Thursday, January 31, 2019

5 Things I Learned Writing a Poetry Book

I began writing poetry in 2011 after reading a beautiful book called "Galileo's Daughter" by Dava Sobel. The book was about the life of Maria Celeste, a cloistered nun who maintained a special relationship with her father, Galileo. The story so moved me that I wrote my first poem as a result, “Galileo’s Moons.” Not sure where it came from but it popped in my head and I wrote it down. The poem stayed hidden in my computer for about two years until I finally published it on my blog. I shared it with a few friends on Facebook and didn’t think much of it. End of story.

Not exactly. 

Fast forward to April 2016. While on a trip down to Miami with my two daughters, I became obsessed with the line: “I soar on wings of silver light.” (A potential new marketing slogan for American Airlines perhaps?) By the time we landed I had written the first four lines and thought they were so good they deserved an entire poem. During the next seven days I sat up nights trying to work it into a poem, mostly as an intellectual exercise. I would dutifully sketch it out on a piece of scrap paper until it started to take life. It was not something I could file away under “mental aberrations” or “what I did on my vacation.” For me it was serious and I couldn’t put it down until I had finished it.

This time I published it on my Facebook page and was surprised when it caught the attention of a famous Danish writer, who quipped, “Hey, you wrote that? Great!” Over the next two years I wrote many more poems. Usually I would find a nice photo on Facebook, like a bird or a flower, and I would think of a first line. Then I would spend the next several days working out the meters and rhymes and the general theme, until I created a poem that conveyed a complete thought or idea. The interesting thing is, the more I wrote poetry, the better I got at it. I also got a lot faster. Whereas it used to take me weeks to write a complete poem, after a couple of years I could write one in an hour or two, even on complex subjects. I also learned a lot of valuable lessons along the way. Here are five:

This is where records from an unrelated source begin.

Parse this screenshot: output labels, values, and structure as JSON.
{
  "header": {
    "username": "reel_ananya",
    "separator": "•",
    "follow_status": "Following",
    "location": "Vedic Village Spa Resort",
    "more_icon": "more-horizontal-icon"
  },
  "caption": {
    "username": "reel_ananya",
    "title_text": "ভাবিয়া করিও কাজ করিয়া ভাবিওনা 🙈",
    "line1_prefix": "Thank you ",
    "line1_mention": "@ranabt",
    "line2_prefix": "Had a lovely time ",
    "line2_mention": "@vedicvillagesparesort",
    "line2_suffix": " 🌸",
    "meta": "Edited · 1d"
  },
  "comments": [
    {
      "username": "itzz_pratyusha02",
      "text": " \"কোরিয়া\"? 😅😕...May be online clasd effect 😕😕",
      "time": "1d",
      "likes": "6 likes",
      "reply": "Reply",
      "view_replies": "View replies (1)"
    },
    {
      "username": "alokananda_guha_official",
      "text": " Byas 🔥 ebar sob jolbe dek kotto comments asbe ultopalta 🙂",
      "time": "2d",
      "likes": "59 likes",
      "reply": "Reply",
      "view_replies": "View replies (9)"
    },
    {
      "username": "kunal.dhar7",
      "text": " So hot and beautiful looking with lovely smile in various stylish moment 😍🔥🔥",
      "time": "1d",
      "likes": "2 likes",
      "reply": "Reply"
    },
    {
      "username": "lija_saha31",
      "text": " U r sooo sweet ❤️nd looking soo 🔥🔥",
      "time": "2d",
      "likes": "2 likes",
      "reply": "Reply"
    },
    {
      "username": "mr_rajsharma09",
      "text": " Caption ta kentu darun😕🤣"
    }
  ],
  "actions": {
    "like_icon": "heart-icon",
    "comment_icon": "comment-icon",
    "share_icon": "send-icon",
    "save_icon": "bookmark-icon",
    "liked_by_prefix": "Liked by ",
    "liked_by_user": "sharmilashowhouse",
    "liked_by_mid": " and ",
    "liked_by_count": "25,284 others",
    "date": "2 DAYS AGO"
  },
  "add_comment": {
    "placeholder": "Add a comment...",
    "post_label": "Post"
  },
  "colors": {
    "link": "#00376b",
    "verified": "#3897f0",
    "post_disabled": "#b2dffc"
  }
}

1) People still love poetry.

Though we live in the digital age, there is still a thriving market for poetry. People still love poetry. This is something that stunned me as it shows we all connect on a deeper level than we realize through our shared humanity and our shared feelings of love, longing, wonder, hurt, pain, angst, and joy. When you strip away all the layers we surround ourselves with, we are all still human. We are not cyborgs as the robotics industry would have us believe, with interchangeable parts. We have souls and psyches, and these intangible aspects of our humanity need proper feeding too. Poetry does that.

2) The poems of the past are still relevant today.

“If” by Kipling is the eternal parent’s guide to living a decent, honorable life. “Invictus” by William Ernest Henley reminds us that no matter what challenges or painful situations we face, our spirit can rise to meet them.  And “Ozymandias” by Percy Bysshe Shelley reminds us that in our era of creeping Totalitarianism, dictators have come and gone through the ages and the only thing that remains are eternal truths, which will still be here long after the dictators are buried in the sands of time.

3) Poems can teach a moral lesson.

A good poem can teach a moral lesson more effectively than a book or a lecture. A poem that touches you on a gut level can have a greater impact than even a great speech. It reaches a part of our brain that affects us on a spiritual level. Think of “Blowin’ in the Wind” by Bob Dylan, a protest song about peace, war, and freedom. Or “Sunday Bloody Sunday” by U2 about the effects of government oppression, or “You’ve Got a Friend,” by Carole King, about the qualities that make a true friend. The concepts could not be better explained than through these powerful verses.

4) If you want to write poetry, don’t force it.

The best way to write poetry is to read a book on any subject that you want to write about. Or look at a picture that conveys a feeling you would like to express. Let the information sink in for several days, then come up with a concept or an opening line that introduces the idea you wish to convey. Next, work out the meter and rhyme that will work for the subject matter. For every problem there is always a solution.

5) Poetry is not going away anytime soon.

Humans are almost hard-wired to love verse. It is built into our DNA and is not going away anytime soon. The success of “Hamilton: the Musical” proves that. The fact that in this day and age theaters can fill up with an eager public raring to see a play about a Founding Father told entirely in verse speaks volumes about the public’s fascination with poetry and story-telling. It taps into our shared human conscience. It connects us to something much bigger than ourselves.